━━━━━ Extracted data
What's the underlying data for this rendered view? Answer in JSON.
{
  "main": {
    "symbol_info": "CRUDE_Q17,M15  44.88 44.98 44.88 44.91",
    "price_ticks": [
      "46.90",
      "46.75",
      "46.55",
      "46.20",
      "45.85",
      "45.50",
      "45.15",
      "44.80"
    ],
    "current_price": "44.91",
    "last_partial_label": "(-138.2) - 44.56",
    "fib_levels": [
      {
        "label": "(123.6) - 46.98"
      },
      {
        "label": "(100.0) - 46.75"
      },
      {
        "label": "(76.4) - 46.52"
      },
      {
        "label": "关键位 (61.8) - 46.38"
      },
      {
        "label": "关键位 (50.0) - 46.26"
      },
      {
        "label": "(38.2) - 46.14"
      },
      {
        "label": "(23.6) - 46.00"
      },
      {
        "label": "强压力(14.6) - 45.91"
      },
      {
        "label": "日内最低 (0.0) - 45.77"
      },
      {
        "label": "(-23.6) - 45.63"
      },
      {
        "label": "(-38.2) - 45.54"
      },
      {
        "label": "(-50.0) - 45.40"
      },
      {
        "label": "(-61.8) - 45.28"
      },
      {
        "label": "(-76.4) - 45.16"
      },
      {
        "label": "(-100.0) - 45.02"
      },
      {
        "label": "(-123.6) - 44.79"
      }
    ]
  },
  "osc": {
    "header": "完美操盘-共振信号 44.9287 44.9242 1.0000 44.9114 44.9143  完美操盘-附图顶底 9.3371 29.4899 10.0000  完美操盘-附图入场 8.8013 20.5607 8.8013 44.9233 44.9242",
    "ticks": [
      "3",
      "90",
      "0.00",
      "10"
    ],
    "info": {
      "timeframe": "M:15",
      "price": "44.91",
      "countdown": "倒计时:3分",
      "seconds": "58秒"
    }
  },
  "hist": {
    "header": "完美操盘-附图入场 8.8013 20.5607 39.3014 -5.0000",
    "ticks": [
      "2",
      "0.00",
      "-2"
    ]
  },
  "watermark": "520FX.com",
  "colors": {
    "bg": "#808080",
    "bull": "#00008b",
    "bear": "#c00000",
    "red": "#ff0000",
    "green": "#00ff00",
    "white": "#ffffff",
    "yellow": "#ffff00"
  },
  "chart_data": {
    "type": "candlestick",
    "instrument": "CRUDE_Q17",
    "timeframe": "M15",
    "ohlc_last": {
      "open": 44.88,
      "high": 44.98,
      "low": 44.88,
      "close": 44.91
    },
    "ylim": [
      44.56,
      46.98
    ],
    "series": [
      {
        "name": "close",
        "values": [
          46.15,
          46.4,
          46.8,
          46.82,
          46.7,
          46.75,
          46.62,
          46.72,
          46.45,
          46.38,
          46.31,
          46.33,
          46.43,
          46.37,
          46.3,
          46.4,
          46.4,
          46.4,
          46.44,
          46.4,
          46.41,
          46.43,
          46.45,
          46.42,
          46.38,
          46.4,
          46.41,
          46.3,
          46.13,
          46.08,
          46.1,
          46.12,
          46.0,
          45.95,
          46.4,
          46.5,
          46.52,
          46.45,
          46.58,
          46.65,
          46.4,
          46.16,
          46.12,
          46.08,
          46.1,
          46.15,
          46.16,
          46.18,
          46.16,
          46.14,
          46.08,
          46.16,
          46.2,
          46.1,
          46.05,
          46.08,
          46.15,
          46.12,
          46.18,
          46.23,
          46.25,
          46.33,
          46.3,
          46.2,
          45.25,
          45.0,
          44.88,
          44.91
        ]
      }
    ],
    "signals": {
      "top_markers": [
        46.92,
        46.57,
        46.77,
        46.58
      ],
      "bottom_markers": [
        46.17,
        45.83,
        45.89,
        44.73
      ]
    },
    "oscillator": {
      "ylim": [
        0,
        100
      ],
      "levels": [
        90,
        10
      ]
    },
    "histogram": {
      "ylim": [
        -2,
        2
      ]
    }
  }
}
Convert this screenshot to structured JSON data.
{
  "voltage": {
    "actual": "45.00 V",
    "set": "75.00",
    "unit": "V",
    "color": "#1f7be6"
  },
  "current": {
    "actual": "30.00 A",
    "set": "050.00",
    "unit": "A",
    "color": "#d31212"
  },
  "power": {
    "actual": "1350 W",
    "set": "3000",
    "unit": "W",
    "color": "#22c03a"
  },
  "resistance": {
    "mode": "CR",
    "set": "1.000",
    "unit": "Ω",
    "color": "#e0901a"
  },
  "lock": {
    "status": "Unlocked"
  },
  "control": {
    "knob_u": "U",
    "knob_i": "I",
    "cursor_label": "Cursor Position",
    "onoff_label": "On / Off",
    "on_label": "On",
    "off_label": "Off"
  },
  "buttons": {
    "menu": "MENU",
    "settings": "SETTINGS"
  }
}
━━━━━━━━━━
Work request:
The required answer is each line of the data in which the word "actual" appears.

Solution for this exercise:
    "actual": "45.00 V",
    "actual": "30.00 A",
    "actual": "1350 W",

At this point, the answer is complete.